▶ _EXERCISE PROMPT_
Among the lines of the data, copy those that hold "header".

▶ _RECORDS PROVIDED_

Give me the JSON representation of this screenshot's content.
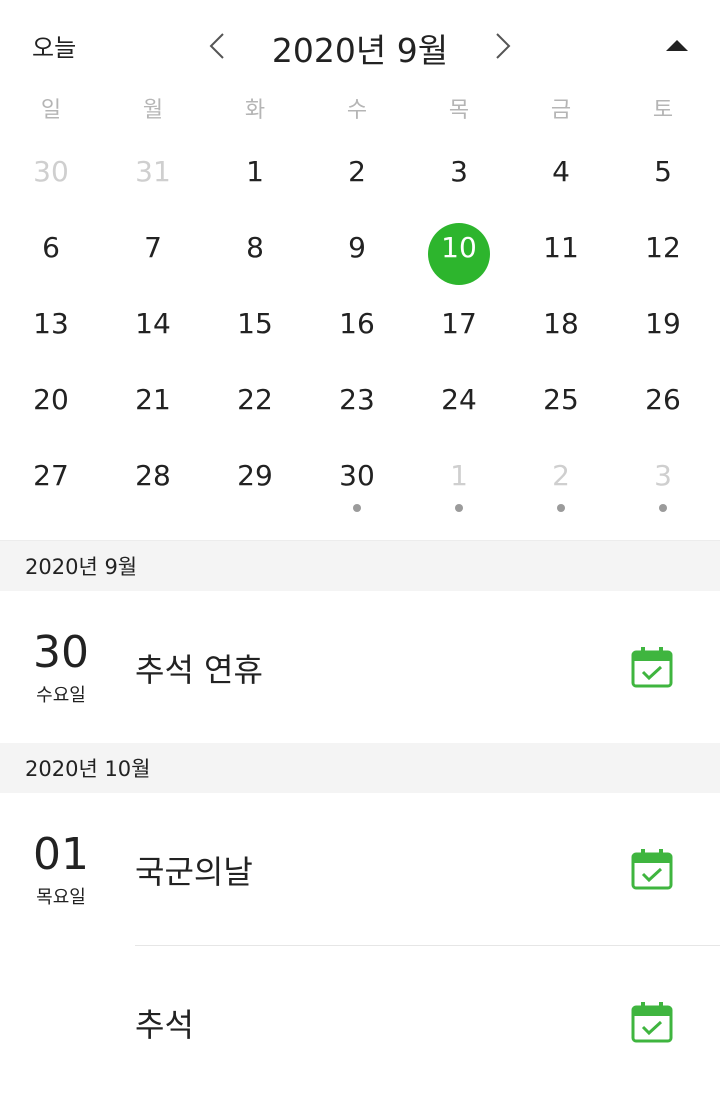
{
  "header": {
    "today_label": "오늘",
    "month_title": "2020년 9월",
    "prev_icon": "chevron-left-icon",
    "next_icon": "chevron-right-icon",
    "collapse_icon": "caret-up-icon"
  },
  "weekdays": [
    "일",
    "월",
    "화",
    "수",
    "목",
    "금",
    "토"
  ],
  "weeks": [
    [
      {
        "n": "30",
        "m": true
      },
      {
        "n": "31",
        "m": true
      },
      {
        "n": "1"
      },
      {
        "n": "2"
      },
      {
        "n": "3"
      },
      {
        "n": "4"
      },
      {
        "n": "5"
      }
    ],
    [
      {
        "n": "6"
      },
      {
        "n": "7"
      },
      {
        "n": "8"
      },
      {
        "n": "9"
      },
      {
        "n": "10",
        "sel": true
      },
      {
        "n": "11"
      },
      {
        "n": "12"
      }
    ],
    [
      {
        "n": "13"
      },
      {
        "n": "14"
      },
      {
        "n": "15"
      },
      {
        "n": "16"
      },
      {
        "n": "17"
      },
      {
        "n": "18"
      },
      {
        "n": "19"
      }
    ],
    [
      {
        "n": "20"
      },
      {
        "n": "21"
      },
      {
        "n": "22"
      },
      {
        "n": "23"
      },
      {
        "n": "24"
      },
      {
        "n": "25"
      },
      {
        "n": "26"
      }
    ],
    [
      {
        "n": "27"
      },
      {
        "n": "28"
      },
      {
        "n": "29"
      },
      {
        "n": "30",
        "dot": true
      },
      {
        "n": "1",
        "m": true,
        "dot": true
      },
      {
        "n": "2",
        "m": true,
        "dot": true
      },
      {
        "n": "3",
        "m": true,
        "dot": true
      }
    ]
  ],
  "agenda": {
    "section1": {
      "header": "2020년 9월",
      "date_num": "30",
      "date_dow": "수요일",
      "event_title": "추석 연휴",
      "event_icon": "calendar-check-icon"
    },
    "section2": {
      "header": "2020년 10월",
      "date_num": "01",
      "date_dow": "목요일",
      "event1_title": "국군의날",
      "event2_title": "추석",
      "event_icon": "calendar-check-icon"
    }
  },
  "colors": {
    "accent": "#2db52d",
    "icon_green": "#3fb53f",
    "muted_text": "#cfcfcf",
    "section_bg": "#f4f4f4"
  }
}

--

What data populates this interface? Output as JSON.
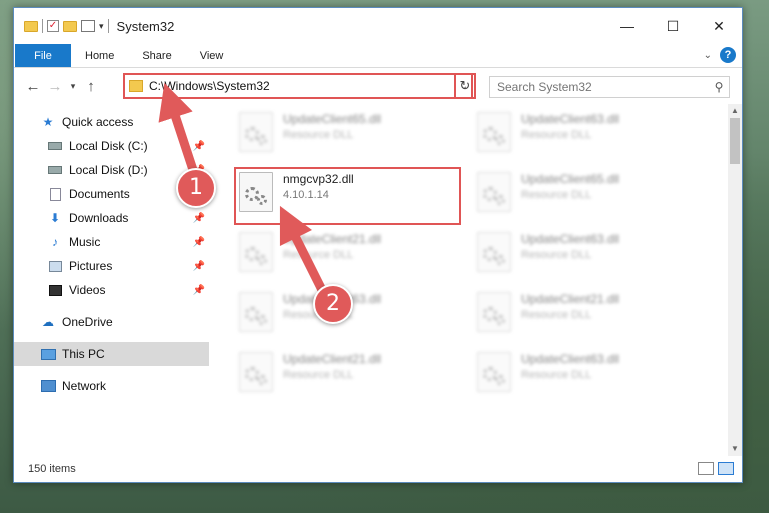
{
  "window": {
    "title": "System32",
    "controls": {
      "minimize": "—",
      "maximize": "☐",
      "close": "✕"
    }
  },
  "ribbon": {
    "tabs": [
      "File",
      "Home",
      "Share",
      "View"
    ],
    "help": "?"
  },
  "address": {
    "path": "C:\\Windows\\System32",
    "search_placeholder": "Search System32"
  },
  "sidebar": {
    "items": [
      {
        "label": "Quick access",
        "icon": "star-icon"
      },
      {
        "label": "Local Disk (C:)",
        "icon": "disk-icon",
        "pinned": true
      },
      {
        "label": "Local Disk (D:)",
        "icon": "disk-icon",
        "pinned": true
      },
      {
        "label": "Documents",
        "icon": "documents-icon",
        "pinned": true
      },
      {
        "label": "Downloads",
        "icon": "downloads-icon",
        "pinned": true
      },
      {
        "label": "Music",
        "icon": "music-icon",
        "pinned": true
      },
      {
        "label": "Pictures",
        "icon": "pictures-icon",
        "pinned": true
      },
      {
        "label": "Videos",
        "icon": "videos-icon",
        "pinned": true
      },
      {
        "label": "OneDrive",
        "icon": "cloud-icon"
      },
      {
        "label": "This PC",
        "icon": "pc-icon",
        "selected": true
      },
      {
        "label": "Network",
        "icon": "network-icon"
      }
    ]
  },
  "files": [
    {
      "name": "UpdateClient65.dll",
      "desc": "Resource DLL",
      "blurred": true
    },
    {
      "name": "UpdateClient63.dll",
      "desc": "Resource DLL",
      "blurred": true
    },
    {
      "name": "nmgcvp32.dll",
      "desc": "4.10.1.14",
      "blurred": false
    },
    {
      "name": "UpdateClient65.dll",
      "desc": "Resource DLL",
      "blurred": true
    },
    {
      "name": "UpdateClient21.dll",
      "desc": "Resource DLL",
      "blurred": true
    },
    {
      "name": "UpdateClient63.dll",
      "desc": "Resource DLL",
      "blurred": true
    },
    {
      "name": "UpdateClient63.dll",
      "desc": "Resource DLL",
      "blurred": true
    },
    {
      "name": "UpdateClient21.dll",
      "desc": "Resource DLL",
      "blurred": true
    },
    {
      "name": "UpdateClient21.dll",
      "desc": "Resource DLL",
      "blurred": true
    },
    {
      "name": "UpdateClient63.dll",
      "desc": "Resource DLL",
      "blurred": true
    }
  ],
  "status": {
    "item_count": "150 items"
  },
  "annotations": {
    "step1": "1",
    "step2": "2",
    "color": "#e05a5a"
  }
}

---

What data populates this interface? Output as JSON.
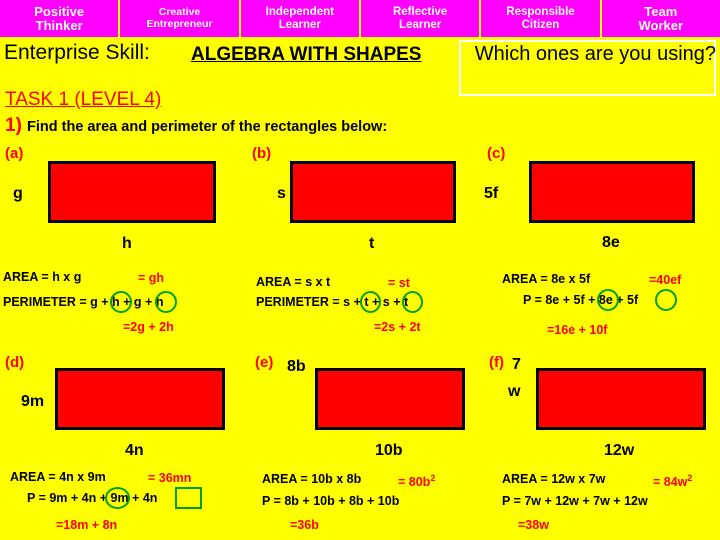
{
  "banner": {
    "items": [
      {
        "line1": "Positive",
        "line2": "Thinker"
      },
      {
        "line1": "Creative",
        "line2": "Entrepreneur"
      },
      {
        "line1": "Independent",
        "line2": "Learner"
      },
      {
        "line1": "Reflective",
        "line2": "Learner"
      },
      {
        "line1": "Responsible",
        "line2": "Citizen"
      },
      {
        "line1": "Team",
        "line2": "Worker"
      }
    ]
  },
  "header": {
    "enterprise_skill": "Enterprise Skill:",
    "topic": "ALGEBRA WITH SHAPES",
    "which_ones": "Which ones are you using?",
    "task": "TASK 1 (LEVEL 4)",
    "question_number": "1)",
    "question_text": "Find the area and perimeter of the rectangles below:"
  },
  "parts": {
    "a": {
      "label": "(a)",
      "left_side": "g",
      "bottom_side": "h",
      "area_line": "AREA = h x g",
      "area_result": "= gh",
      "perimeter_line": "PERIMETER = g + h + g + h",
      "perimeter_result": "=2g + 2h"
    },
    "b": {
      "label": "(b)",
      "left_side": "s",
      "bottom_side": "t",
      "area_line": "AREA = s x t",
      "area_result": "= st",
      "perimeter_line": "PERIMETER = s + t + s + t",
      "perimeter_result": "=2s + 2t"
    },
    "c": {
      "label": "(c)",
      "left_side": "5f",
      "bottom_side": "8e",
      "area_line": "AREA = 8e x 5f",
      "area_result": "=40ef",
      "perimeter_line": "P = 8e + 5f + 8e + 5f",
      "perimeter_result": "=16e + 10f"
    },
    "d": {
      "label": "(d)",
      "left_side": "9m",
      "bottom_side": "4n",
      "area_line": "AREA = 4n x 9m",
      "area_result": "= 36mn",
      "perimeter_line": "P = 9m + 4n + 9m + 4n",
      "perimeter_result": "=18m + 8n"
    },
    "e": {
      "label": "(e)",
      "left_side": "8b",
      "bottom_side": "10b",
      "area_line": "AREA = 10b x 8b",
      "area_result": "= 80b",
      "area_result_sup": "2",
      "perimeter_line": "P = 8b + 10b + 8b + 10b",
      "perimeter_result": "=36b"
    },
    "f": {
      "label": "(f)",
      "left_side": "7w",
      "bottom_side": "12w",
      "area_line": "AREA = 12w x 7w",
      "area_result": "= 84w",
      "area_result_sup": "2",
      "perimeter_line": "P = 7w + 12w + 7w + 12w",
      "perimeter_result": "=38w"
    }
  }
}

▶ _EXPECTED ANSWER_
  "header": {
      "header": "2020년 9월",
      "header": "2020년 10월",
  "header": {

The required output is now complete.